▸ **Your objective**:
Each record must be returned exactly, apart from the pictures, which stay out.
BEGIN Raw data
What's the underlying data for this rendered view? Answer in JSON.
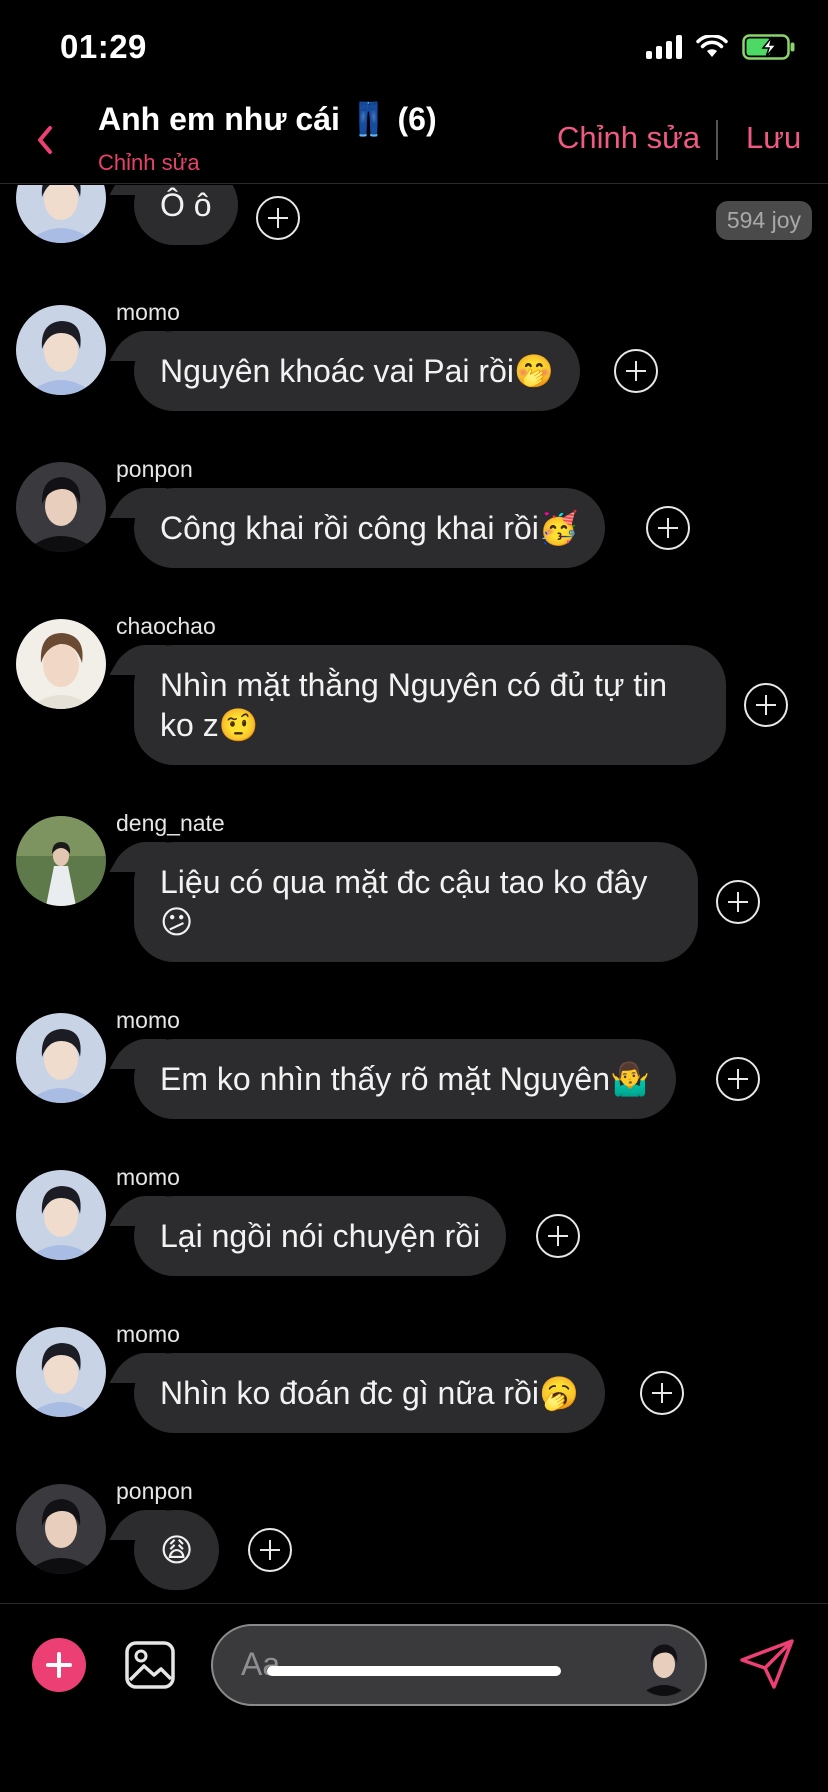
{
  "status_bar": {
    "time": "01:29"
  },
  "header": {
    "title": "Anh em như cái 👖 (6)",
    "subtitle": "Chỉnh sửa",
    "edit_label": "Chỉnh sửa",
    "save_label": "Lưu"
  },
  "badge": {
    "text": "594 joy"
  },
  "messages": [
    {
      "username": "",
      "text": "Ô ô",
      "emoji": "",
      "avatar": "momo"
    },
    {
      "username": "momo",
      "text": "Nguyên khoác vai Pai rồi",
      "emoji": "🤭",
      "avatar": "momo"
    },
    {
      "username": "ponpon",
      "text": "Công khai rồi công khai rồi",
      "emoji": "🥳",
      "avatar": "ponpon"
    },
    {
      "username": "chaochao",
      "text": "Nhìn mặt thằng Nguyên có đủ tự tin ko z",
      "emoji": "🤨",
      "avatar": "chaochao"
    },
    {
      "username": "deng_nate",
      "text": "Liệu có qua mặt đc cậu tao ko đây",
      "emoji": "😕",
      "avatar": "deng"
    },
    {
      "username": "momo",
      "text": "Em ko nhìn thấy rõ mặt Nguyên",
      "emoji": "🤷‍♂️",
      "avatar": "momo"
    },
    {
      "username": "momo",
      "text": "Lại ngồi nói chuyện rồi",
      "emoji": "",
      "avatar": "momo"
    },
    {
      "username": "momo",
      "text": "Nhìn ko đoán đc gì nữa rồi",
      "emoji": "🥱",
      "avatar": "momo"
    },
    {
      "username": "ponpon",
      "text": "",
      "emoji": "😩",
      "avatar": "ponpon"
    }
  ],
  "composer": {
    "placeholder": "Aa"
  },
  "colors": {
    "accent": "#ec4074",
    "bubble": "#2c2c2e",
    "background": "#000000"
  }
}
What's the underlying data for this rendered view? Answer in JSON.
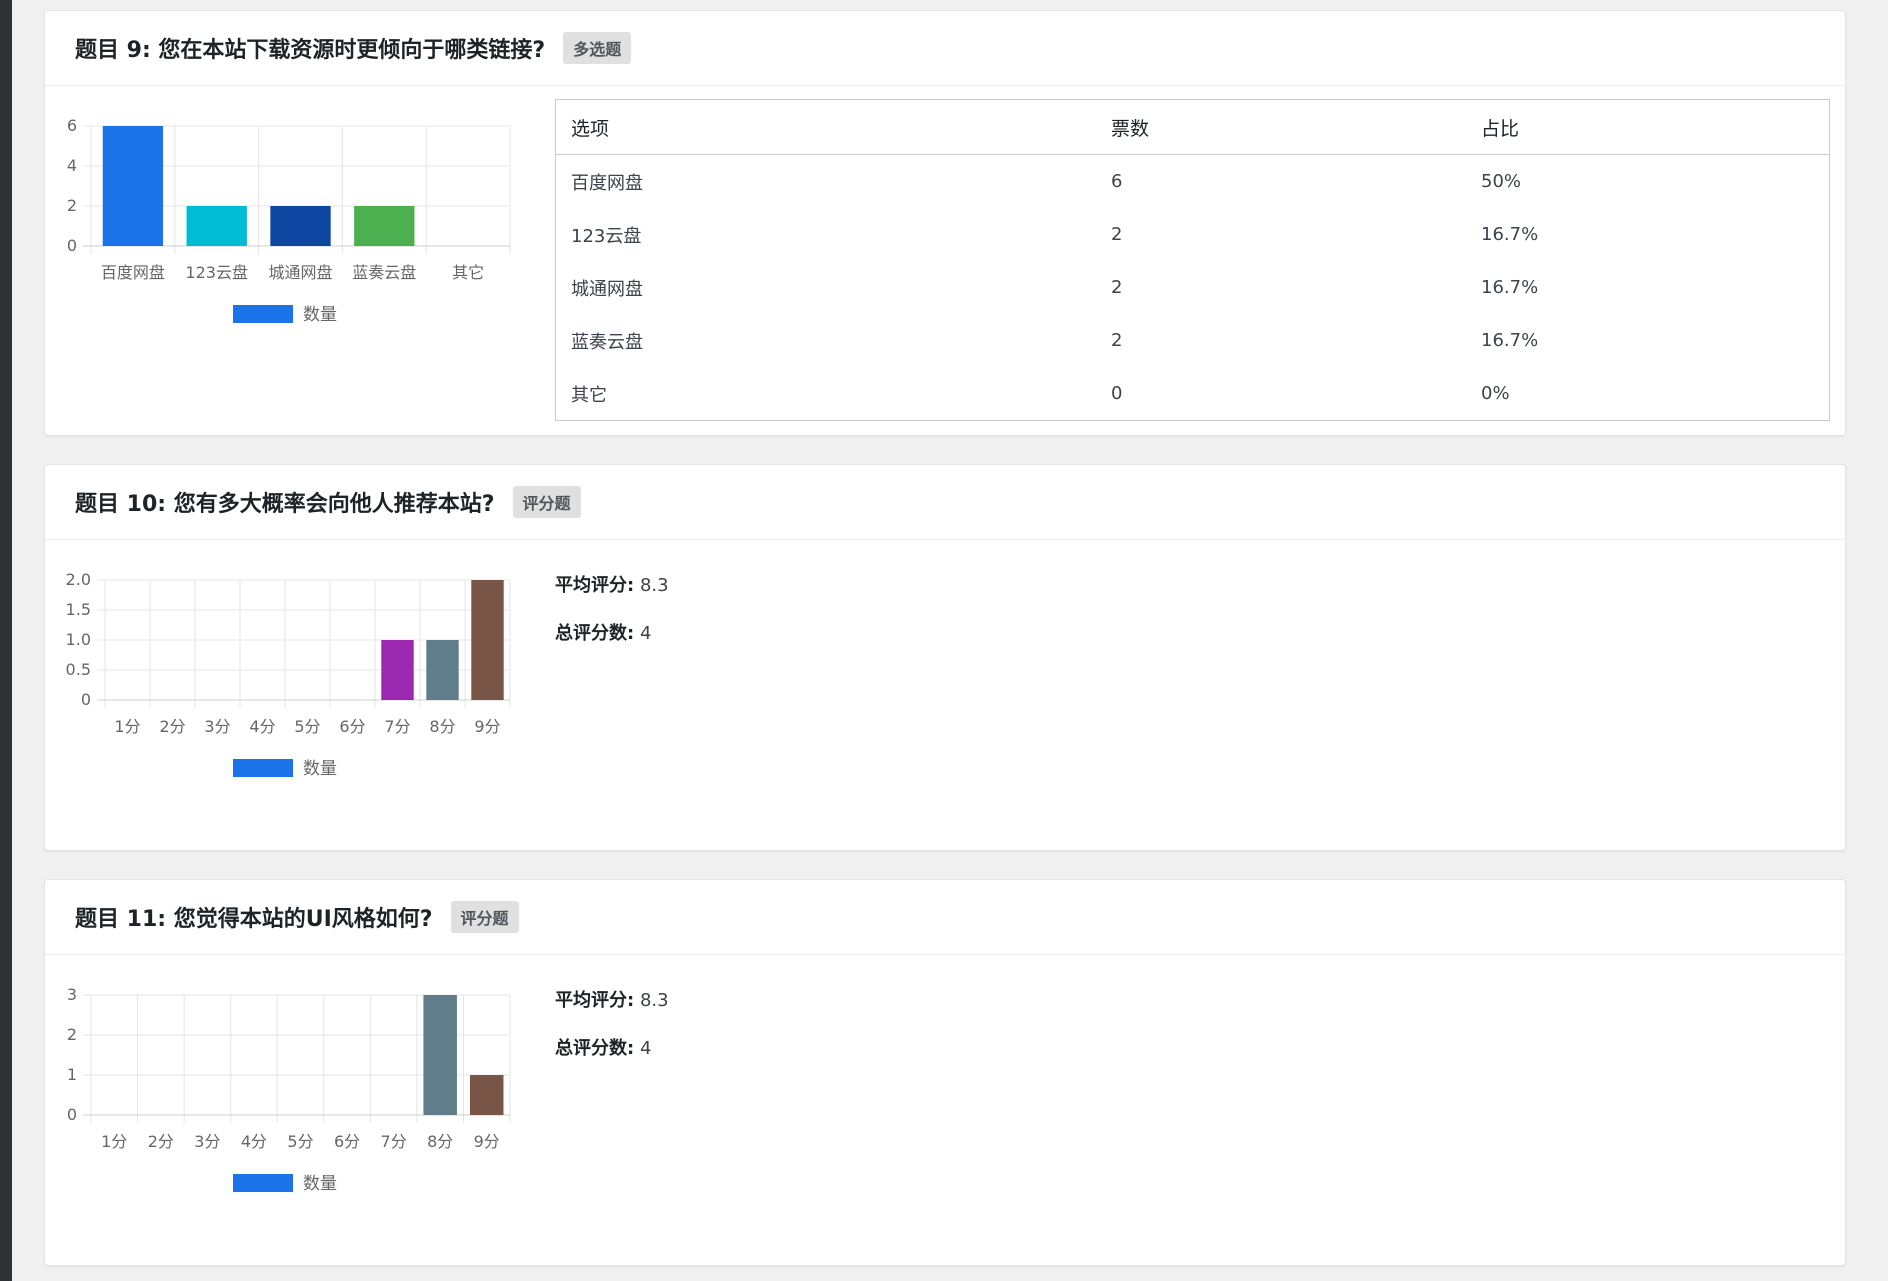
{
  "questions": [
    {
      "title": "题目 9: 您在本站下载资源时更倾向于哪类链接?",
      "badge": "多选题",
      "table": {
        "headers": [
          "选项",
          "票数",
          "占比"
        ],
        "rows": [
          [
            "百度网盘",
            "6",
            "50%"
          ],
          [
            "123云盘",
            "2",
            "16.7%"
          ],
          [
            "城通网盘",
            "2",
            "16.7%"
          ],
          [
            "蓝奏云盘",
            "2",
            "16.7%"
          ],
          [
            "其它",
            "0",
            "0%"
          ]
        ]
      }
    },
    {
      "title": "题目 10: 您有多大概率会向他人推荐本站?",
      "badge": "评分题",
      "stats": {
        "avg_label": "平均评分:",
        "avg_value": "8.3",
        "total_label": "总评分数:",
        "total_value": "4"
      }
    },
    {
      "title": "题目 11: 您觉得本站的UI风格如何?",
      "badge": "评分题",
      "stats": {
        "avg_label": "平均评分:",
        "avg_value": "8.3",
        "total_label": "总评分数:",
        "total_value": "4"
      }
    }
  ],
  "chart_data": [
    {
      "type": "bar",
      "categories": [
        "百度网盘",
        "123云盘",
        "城通网盘",
        "蓝奏云盘",
        "其它"
      ],
      "series": [
        {
          "name": "数量",
          "values": [
            6,
            2,
            2,
            2,
            0
          ]
        }
      ],
      "yticks": [
        "0",
        "2",
        "4",
        "6"
      ],
      "ylim": [
        0,
        6
      ],
      "grid": true,
      "legend": "bottom",
      "bar_colors": [
        "#1a73e8",
        "#00bcd4",
        "#0d47a1",
        "#4caf50",
        "#ff9800"
      ],
      "legend_color": "#1a73e8"
    },
    {
      "type": "bar",
      "categories": [
        "1分",
        "2分",
        "3分",
        "4分",
        "5分",
        "6分",
        "7分",
        "8分",
        "9分"
      ],
      "series": [
        {
          "name": "数量",
          "values": [
            0,
            0,
            0,
            0,
            0,
            0,
            1,
            1,
            2
          ]
        }
      ],
      "yticks": [
        "0",
        "0.5",
        "1.0",
        "1.5",
        "2.0"
      ],
      "ylim": [
        0,
        2
      ],
      "grid": true,
      "legend": "bottom",
      "bar_colors": [
        "#f44336",
        "#e91e63",
        "#ff5722",
        "#ff9800",
        "#ffc107",
        "#8bc34a",
        "#9c27b0",
        "#607d8b",
        "#795548"
      ],
      "legend_color": "#1a73e8"
    },
    {
      "type": "bar",
      "categories": [
        "1分",
        "2分",
        "3分",
        "4分",
        "5分",
        "6分",
        "7分",
        "8分",
        "9分"
      ],
      "series": [
        {
          "name": "数量",
          "values": [
            0,
            0,
            0,
            0,
            0,
            0,
            0,
            3,
            1
          ]
        }
      ],
      "yticks": [
        "0",
        "1",
        "2",
        "3"
      ],
      "ylim": [
        0,
        3
      ],
      "grid": true,
      "legend": "bottom",
      "bar_colors": [
        "#f44336",
        "#e91e63",
        "#ff5722",
        "#ff9800",
        "#ffc107",
        "#8bc34a",
        "#9c27b0",
        "#607d8b",
        "#795548"
      ],
      "legend_color": "#1a73e8"
    }
  ]
}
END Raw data
▸ **Answer space**:
What's the underlying data for this rendered view? Answer in JSON.
{
  "status_bar": {
    "time": "01:29"
  },
  "header": {
    "title": "Anh em như cái 👖 (6)",
    "subtitle": "Chỉnh sửa",
    "edit_label": "Chỉnh sửa",
    "save_label": "Lưu"
  },
  "badge": {
    "text": "594 joy"
  },
  "messages": [
    {
      "username": "",
      "text": "Ô ô",
      "emoji": "",
      "avatar": "momo"
    },
    {
      "username": "momo",
      "text": "Nguyên khoác vai Pai rồi",
      "emoji": "🤭",
      "avatar": "momo"
    },
    {
      "username": "ponpon",
      "text": "Công khai rồi công khai rồi",
      "emoji": "🥳",
      "avatar": "ponpon"
    },
    {
      "username": "chaochao",
      "text": "Nhìn mặt thằng Nguyên có đủ tự tin ko z",
      "emoji": "🤨",
      "avatar": "chaochao"
    },
    {
      "username": "deng_nate",
      "text": "Liệu có qua mặt đc cậu tao ko đây",
      "emoji": "😕",
      "avatar": "deng"
    },
    {
      "username": "momo",
      "text": "Em ko nhìn thấy rõ mặt Nguyên",
      "emoji": "🤷‍♂️",
      "avatar": "momo"
    },
    {
      "username": "momo",
      "text": "Lại ngồi nói chuyện rồi",
      "emoji": "",
      "avatar": "momo"
    },
    {
      "username": "momo",
      "text": "Nhìn ko đoán đc gì nữa rồi",
      "emoji": "🥱",
      "avatar": "momo"
    },
    {
      "username": "ponpon",
      "text": "",
      "emoji": "😩",
      "avatar": "ponpon"
    }
  ],
  "composer": {
    "placeholder": "Aa"
  },
  "colors": {
    "accent": "#ec4074",
    "bubble": "#2c2c2e",
    "background": "#000000"
  }
}
What's the underlying data for this rendered view? Answer in JSON.
{
  "questions": [
    {
      "title": "题目 9: 您在本站下载资源时更倾向于哪类链接?",
      "badge": "多选题",
      "table": {
        "headers": [
          "选项",
          "票数",
          "占比"
        ],
        "rows": [
          [
            "百度网盘",
            "6",
            "50%"
          ],
          [
            "123云盘",
            "2",
            "16.7%"
          ],
          [
            "城通网盘",
            "2",
            "16.7%"
          ],
          [
            "蓝奏云盘",
            "2",
            "16.7%"
          ],
          [
            "其它",
            "0",
            "0%"
          ]
        ]
      }
    },
    {
      "title": "题目 10: 您有多大概率会向他人推荐本站?",
      "badge": "评分题",
      "stats": {
        "avg_label": "平均评分:",
        "avg_value": "8.3",
        "total_label": "总评分数:",
        "total_value": "4"
      }
    },
    {
      "title": "题目 11: 您觉得本站的UI风格如何?",
      "badge": "评分题",
      "stats": {
        "avg_label": "平均评分:",
        "avg_value": "8.3",
        "total_label": "总评分数:",
        "total_value": "4"
      }
    }
  ],
  "chart_data": [
    {
      "type": "bar",
      "categories": [
        "百度网盘",
        "123云盘",
        "城通网盘",
        "蓝奏云盘",
        "其它"
      ],
      "series": [
        {
          "name": "数量",
          "values": [
            6,
            2,
            2,
            2,
            0
          ]
        }
      ],
      "yticks": [
        "0",
        "2",
        "4",
        "6"
      ],
      "ylim": [
        0,
        6
      ],
      "grid": true,
      "legend": "bottom",
      "bar_colors": [
        "#1a73e8",
        "#00bcd4",
        "#0d47a1",
        "#4caf50",
        "#ff9800"
      ],
      "legend_color": "#1a73e8"
    },
    {
      "type": "bar",
      "categories": [
        "1分",
        "2分",
        "3分",
        "4分",
        "5分",
        "6分",
        "7分",
        "8分",
        "9分"
      ],
      "series": [
        {
          "name": "数量",
          "values": [
            0,
            0,
            0,
            0,
            0,
            0,
            1,
            1,
            2
          ]
        }
      ],
      "yticks": [
        "0",
        "0.5",
        "1.0",
        "1.5",
        "2.0"
      ],
      "ylim": [
        0,
        2
      ],
      "grid": true,
      "legend": "bottom",
      "bar_colors": [
        "#f44336",
        "#e91e63",
        "#ff5722",
        "#ff9800",
        "#ffc107",
        "#8bc34a",
        "#9c27b0",
        "#607d8b",
        "#795548"
      ],
      "legend_color": "#1a73e8"
    },
    {
      "type": "bar",
      "categories": [
        "1分",
        "2分",
        "3分",
        "4分",
        "5分",
        "6分",
        "7分",
        "8分",
        "9分"
      ],
      "series": [
        {
          "name": "数量",
          "values": [
            0,
            0,
            0,
            0,
            0,
            0,
            0,
            3,
            1
          ]
        }
      ],
      "yticks": [
        "0",
        "1",
        "2",
        "3"
      ],
      "ylim": [
        0,
        3
      ],
      "grid": true,
      "legend": "bottom",
      "bar_colors": [
        "#f44336",
        "#e91e63",
        "#ff5722",
        "#ff9800",
        "#ffc107",
        "#8bc34a",
        "#9c27b0",
        "#607d8b",
        "#795548"
      ],
      "legend_color": "#1a73e8"
    }
  ]
}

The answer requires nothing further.